Grifting @ church
Developing relationships with the neighbors has been an avocation for Harriet and me. We're the tenured condo owners on our block and by far the oldest. By now they all know I'm a retired pastor so I'm not the threat I used to be. As a result, on occasion they'll air out their church gripes or seek my opinion about something involving church. Recently one of them said, expecting a hug, "We went to church Sunday. I felt like they were trying to sell me something. It was more about rapport and making contact than substance. Have I got a deal for you."
Maybe it's just another dimension of the consumer world but it may be something worth exploring. My neighbor and his wife are young, educated, married, without children, purchasing their first home, and planning for the future. Their understanding of faith is nominal and they are not church people. So, for the first time since marriage they ventured out to one of the cool, happening churches in our area. We know the church and know further their commitment to excellence. Our neighbors complimented everything from the parking lot to the worship center. But, that was a problem for them. In a subtle way they tought they were being played.

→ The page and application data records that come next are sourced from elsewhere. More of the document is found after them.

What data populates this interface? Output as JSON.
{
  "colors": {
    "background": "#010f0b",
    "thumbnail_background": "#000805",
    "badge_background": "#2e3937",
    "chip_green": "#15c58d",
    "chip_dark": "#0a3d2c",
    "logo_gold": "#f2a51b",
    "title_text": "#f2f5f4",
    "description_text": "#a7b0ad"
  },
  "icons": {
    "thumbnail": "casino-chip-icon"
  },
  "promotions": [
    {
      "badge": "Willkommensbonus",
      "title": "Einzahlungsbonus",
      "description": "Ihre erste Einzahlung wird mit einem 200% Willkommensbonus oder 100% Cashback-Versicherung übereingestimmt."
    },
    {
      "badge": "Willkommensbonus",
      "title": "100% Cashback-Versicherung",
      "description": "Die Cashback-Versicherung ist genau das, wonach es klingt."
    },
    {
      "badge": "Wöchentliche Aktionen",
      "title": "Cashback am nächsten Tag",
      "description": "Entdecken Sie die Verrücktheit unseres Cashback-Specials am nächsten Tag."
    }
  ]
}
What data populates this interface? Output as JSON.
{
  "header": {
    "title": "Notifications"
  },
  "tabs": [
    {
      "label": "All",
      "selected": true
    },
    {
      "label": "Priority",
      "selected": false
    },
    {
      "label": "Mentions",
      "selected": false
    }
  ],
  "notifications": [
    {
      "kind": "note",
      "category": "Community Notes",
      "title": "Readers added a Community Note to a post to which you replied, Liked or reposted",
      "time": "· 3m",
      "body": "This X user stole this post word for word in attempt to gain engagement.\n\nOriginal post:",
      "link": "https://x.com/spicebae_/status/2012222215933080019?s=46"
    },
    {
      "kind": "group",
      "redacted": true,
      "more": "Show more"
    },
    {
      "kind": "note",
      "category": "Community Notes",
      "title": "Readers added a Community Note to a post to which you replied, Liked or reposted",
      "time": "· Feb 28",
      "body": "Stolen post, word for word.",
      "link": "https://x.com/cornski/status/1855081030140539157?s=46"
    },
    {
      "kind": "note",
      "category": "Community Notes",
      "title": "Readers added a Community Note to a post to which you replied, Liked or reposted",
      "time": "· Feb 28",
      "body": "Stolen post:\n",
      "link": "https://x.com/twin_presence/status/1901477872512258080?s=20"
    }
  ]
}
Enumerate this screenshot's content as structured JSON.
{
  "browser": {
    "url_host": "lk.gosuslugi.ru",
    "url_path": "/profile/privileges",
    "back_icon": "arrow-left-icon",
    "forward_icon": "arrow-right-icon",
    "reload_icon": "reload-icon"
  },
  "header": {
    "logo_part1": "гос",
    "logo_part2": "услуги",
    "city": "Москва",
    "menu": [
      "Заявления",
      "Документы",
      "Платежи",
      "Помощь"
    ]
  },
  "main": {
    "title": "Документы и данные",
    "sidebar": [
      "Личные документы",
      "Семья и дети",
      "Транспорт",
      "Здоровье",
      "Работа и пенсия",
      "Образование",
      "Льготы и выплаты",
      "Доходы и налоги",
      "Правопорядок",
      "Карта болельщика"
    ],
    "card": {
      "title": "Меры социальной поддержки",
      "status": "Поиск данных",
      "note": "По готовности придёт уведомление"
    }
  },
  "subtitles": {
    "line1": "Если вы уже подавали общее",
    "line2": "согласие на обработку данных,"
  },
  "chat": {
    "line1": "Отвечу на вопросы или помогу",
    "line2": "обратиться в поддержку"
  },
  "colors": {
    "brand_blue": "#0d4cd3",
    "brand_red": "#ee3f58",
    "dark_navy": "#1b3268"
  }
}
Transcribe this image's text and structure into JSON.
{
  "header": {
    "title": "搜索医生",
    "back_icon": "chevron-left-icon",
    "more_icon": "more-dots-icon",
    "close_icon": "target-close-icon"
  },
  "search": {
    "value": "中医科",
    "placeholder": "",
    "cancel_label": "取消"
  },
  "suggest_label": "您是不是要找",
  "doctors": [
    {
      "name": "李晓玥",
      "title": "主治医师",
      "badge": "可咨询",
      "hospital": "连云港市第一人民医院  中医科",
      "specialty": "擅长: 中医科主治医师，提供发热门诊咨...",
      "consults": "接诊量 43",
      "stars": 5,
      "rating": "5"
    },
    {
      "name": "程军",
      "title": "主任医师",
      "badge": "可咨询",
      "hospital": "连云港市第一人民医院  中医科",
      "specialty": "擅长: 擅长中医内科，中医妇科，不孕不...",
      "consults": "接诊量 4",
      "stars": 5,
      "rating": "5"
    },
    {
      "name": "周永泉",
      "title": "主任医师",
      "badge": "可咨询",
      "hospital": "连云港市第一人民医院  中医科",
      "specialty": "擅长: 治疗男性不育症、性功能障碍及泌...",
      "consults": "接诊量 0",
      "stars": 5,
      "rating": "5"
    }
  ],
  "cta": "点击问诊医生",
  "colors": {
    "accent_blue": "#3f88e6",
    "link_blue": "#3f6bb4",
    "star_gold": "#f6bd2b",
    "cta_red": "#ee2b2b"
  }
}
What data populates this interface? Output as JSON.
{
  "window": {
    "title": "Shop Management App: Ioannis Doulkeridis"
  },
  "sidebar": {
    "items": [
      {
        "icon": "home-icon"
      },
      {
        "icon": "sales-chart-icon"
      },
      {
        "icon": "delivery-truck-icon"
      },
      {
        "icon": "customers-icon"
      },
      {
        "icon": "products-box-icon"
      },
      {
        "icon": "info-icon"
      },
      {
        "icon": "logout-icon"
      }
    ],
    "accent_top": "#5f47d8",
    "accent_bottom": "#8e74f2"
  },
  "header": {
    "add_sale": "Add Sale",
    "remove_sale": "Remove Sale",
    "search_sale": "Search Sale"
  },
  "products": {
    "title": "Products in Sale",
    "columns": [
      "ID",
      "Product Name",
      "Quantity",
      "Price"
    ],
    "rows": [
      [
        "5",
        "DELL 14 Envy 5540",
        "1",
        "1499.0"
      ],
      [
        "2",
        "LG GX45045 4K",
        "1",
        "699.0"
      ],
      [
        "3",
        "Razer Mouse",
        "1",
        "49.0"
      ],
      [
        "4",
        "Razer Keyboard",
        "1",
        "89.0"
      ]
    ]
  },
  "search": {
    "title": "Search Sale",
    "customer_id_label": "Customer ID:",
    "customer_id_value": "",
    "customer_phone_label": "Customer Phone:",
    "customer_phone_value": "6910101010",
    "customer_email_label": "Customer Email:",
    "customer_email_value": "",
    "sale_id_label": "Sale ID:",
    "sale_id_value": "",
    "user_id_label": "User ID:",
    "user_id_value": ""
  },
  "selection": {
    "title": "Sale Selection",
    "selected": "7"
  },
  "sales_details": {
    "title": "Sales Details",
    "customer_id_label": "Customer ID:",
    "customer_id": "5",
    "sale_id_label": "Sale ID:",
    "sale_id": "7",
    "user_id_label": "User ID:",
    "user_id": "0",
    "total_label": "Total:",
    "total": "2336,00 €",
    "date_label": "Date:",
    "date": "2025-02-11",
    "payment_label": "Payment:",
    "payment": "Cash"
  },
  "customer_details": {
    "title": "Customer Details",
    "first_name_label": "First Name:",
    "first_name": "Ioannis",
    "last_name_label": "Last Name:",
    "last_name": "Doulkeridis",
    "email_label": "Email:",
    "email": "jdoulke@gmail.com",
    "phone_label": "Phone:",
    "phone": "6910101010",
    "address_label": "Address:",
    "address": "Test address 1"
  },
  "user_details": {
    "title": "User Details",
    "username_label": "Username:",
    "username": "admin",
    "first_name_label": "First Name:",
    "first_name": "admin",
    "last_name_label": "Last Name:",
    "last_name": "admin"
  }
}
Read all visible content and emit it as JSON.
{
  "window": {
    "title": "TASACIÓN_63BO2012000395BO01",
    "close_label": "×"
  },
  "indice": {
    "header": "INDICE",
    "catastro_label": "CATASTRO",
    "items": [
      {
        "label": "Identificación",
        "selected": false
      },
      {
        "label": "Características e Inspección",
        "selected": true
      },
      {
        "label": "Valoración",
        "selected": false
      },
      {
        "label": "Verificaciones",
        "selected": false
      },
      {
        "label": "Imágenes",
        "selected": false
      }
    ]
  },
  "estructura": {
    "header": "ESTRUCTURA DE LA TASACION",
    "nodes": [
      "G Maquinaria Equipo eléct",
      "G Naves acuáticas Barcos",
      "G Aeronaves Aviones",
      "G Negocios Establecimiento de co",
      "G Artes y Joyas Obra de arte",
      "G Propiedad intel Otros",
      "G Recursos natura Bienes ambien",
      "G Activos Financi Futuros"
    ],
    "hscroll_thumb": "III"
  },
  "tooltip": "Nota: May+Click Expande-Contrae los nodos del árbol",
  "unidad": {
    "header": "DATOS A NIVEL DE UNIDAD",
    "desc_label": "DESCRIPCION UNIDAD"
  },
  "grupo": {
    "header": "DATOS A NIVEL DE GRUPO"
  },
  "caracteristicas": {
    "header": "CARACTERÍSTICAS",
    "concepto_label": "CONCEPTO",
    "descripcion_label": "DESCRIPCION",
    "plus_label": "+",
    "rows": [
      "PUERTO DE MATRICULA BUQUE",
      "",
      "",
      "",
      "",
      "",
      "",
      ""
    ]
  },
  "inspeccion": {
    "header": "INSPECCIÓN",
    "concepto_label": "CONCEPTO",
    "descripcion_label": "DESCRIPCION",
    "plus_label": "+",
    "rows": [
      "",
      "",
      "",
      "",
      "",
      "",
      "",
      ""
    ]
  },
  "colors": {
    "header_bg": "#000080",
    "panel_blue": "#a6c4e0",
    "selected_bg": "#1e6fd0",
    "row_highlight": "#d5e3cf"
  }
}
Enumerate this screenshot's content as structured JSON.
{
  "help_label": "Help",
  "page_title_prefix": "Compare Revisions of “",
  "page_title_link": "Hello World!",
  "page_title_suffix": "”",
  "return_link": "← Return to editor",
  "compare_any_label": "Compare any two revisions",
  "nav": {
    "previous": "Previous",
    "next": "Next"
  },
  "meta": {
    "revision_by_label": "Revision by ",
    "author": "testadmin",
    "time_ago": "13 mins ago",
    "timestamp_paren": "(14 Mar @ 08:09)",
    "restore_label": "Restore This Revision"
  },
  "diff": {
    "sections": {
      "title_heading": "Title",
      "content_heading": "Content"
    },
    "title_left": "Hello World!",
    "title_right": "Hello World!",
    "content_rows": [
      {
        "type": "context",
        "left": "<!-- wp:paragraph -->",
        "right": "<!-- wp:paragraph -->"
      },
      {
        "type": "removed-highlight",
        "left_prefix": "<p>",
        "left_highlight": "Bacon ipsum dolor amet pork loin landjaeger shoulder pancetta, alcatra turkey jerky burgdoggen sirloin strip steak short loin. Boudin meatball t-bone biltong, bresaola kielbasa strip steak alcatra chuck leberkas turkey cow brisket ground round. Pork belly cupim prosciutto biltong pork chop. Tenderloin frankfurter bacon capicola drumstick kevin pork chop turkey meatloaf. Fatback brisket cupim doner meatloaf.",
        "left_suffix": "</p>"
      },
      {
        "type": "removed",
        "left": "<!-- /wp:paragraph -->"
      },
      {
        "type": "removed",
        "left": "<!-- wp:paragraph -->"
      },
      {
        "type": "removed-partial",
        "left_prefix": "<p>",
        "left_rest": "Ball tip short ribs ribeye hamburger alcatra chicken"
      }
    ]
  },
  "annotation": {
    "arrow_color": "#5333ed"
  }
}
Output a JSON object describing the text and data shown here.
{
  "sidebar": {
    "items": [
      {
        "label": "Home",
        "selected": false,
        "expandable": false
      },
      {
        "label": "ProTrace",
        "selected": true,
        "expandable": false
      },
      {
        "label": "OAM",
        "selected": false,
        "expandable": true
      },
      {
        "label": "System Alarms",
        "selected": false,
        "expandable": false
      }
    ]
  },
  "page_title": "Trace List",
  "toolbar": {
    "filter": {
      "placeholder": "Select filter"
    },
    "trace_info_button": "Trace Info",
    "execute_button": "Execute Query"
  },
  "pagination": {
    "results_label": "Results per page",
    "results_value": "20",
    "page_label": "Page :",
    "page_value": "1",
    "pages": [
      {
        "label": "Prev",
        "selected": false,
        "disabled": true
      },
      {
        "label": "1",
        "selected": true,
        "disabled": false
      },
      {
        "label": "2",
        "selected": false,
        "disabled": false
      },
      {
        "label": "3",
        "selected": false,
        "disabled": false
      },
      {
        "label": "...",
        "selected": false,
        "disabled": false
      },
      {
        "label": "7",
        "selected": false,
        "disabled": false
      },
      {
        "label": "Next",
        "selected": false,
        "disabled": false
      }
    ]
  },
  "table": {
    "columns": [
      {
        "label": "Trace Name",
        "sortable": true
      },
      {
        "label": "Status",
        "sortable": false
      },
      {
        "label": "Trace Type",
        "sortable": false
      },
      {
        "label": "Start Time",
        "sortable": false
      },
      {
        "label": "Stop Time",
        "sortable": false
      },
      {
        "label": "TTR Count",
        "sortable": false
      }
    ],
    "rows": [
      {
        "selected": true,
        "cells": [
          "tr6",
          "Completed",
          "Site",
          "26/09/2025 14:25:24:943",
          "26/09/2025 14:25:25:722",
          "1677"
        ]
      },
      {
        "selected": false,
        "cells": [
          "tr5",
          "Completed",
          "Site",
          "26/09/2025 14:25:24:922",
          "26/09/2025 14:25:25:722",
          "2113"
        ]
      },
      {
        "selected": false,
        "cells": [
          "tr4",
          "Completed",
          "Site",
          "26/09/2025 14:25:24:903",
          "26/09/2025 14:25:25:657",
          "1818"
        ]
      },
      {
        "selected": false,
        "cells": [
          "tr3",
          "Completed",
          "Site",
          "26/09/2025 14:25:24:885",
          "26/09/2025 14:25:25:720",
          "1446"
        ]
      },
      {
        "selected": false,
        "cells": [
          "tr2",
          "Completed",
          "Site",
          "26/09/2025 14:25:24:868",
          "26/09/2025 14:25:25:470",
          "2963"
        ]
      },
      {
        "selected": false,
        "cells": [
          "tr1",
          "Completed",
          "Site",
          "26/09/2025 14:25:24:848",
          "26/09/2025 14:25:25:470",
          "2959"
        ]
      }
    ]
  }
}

It's a danger of pitching to seekers and the millennial cohort. They don't want to be targets of spiritual grifters. If you don't know what a grifter is just Google it and you'll get the idea. It's a pitch man, a con artist, someone on the make. Often, in the non-traditional world of church life, all the pizzazz and smooth talk may communicate something not intended. Three words come to mind from our talk with the couple and from our own visits to local churches since retirement:
contemporization | By this I mean the efforts of church leadership to bring worship and teaching and all the metrics of the church into the twenty-first century. It involves music, dress, staging, language, technology, organization, and just about everything the church is about in a world like this. Having pastored for thirty-five years I know the challenge of maintaining a contemporary look and feel at church. All of the above mentioned tools do say something about us.
The truth however, is that the gospel is always contemporary and that the most powerful evidence of his presence in every generation is the way he is working in each of his people. Keeping up to date is significantly important. We shouldn't communicate the "50's either. Being the new wineskin is the vision of Jesus. But, we don't have to contemporize him. He is new all the time.
contextualization | OK, context is the first rule of biblical interpretation. But, we've often taken the context thing out of context. When teaching the Bible it is important to explore the historical setting of the text under consideration. You know, to see what is "with" the text, as in context. Many preachers today like to fast forward their passage to right now and build a contemporary context around it. In many cases the actual meaning of the text is lost by trying to make it fit into a context that doesn't apply.
The truth, however, is that his word was given in a particular place and time. There is a context that helps us understand how it applies to life. Our neighbors went to church on the Sunday following the racial killing of nine believers at Mother Emanuel A.M.E. Church in Charleston. The topic that Sunday was "Love one Another". They left thinking loving one another meant accepting and approving one another regardless of circumstances. They were confused.
contriving | Nothing communicates more ineffectively than something that is contrived. By that I mean something that is manufactured or forced to fit a particular circumstance. One of the real trip wires is using borrowed illustrations and making them our own. OK, now, borrowing material is one of those fifty shades of gray matter teachers and preachers have traditionally handled with a wink and nod. Not today, however. You see, moderns have a authento-meter wired into their IOS. They can detect fake stuff on the spot. So, in trying to make a connection, we often disconnect instead.
The truth is, the gospel always communicates, on every continent, in every age, to every class of humans. We don't have to create something to build a bridge with others. As the writer of Hebrews reminds us, "...the children share in flesh and blood..." (Hebrew 2:14, ESV), we are connected by a fallen human nature, salvation by grace, and life experience.
Good grief, we are called with Paul to "...preach to the Gentiles the unsearchable riches of Christ..." (Ephesians 3:8, ESV). Did you get that? Unsearchable. They are immeasurable (Ephesians 3:20, NIV), and beyond imagination (1 Corinthians 2:9, ESV), just to mention a few. We don't have to dress them up, or him either.
Paul wrote it clearly. "For I am not ashamed of the gospel, for it is the power of God for salvation to everyone who believes..." (Romans 1:16, ESV).